arms.—Galesburg Daily Mail, Feb. 24th.
Burlington officials state that the rush of
emigration to western Nebraska was never
so great at this season of the year. Hun
dreds of car loads of movables and accom
panying families are coining from various
eastern states, particularly Iowa and Illinois,
and are going to western counties and down
on the Kansas branches. There is also a
large movement from eastern Nebraska to
western and Friday tiiere were 250 ears or
dered within the state for this exodus. This
is to be a year of great development in the
western half of the state.
Alfa C. Seeley vs. John C. Crawley, equity,
February 16th.Charles Nash vs. Stephen
Lyon, equity. February 16th.Henry Par
melee vs. L. J. Cramer, equity. Feb. 16th.
_Ida Halstead vs. A. L. Pollock, equity.
February 16th.S. E. LeFevre vs. J. H.
Goodrich, equity. February 16th.Irene
Cornwell vs. Conrad Kreidt, equity. Feb.
16th.Robert Moore vs. James Kelley, ap
peal. February 16th.Emil Lindner vs.
JamesC. Bimey, appeal. February 17th.
John E. Kelley vs. Charles A. Sellers, equity.
February 30th.Samuel Bryan vs. State of
Nebraska, appeal. February 34th.Molir.e,
Milburn & Stoddard Co. vs. C. H. Pate, at
tachment. February 38th.Atlantic Trust
Co. vs. Francis J. Fante, equity. March 1st.
_C. II. Meeker and Gladys N. Boyle vs.
J. B. Haddock, equity. March 1st_I. W.
Spaulding vs. J. L. Springer, equity. March
first. _
Communicated—A deep religious awak
ening is being manifested at the Pleasant
Ridge school house in a series of revival
meetings conducted by Rev. George Trites
of Culbertson, a very talented and worthy
young minister. Penitents at the altai every
evening, mostly young people and children.
May the good work go on in the name of the
Master. R.
We feel impelled by the condition of the
weather this morning to state that it is a bit
too previous to make garden.
Attorney John Stevens of McCook was on
our streets Saturday.—Arapahoe Mirror.
Mrs. Fred Bcehner of Arapahoe was the
guest of McCook friends, Wednesday.
Rev. George E. Taylor of iDdianola was
in the city, yesterday.
b. bowman 4b Son.
Miss Lowman and Mr
Ed. Lowman are now in
New. York making selee
tions of Dry Goods, Carpets,
Millinery, Etc., for the ladies
of McCook and the Repub
lican Valley. New Goods
Arriving Daily.
L. Uowman & Son*
Yes, it’s a fact. I am over-stocked with pants, and as I need
more room for my new spring stock, I have marked the price
down to such astonishingly low figures that ANY130DY can
now afford to wear pants. In fact my ENTIRE STOCK OF
Overcoats, Heavy Clothing
Underwear, Gents’ Furnishings
(and many other things too numerous
to mention,
Mast Co ai Roprfc ot Coot
General Slaughter Sale!

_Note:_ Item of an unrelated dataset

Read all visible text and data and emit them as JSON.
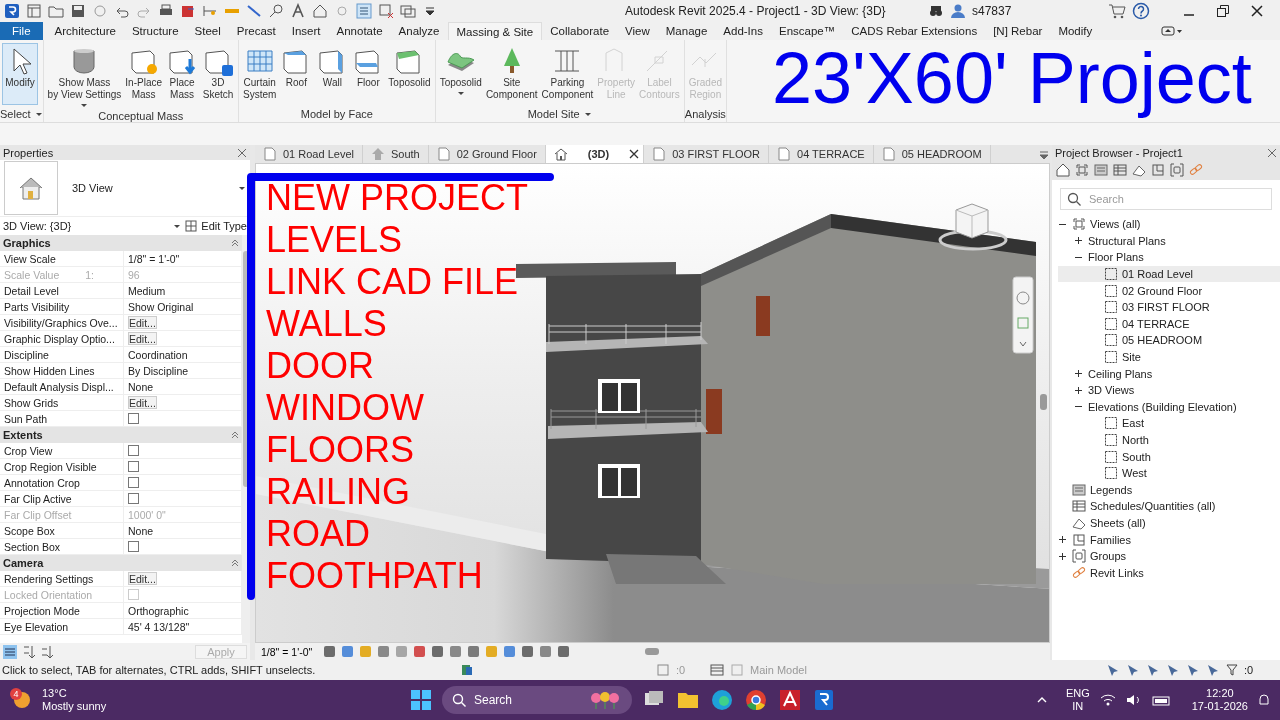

and will continue for 30 days only. Come and see me.
I can save you money.
Tfi® £agl©<3iotftt«g House,
...Has been inaugurated by...
with an immense new stock of
Gall and see this fine line before the
| \ selection is broken.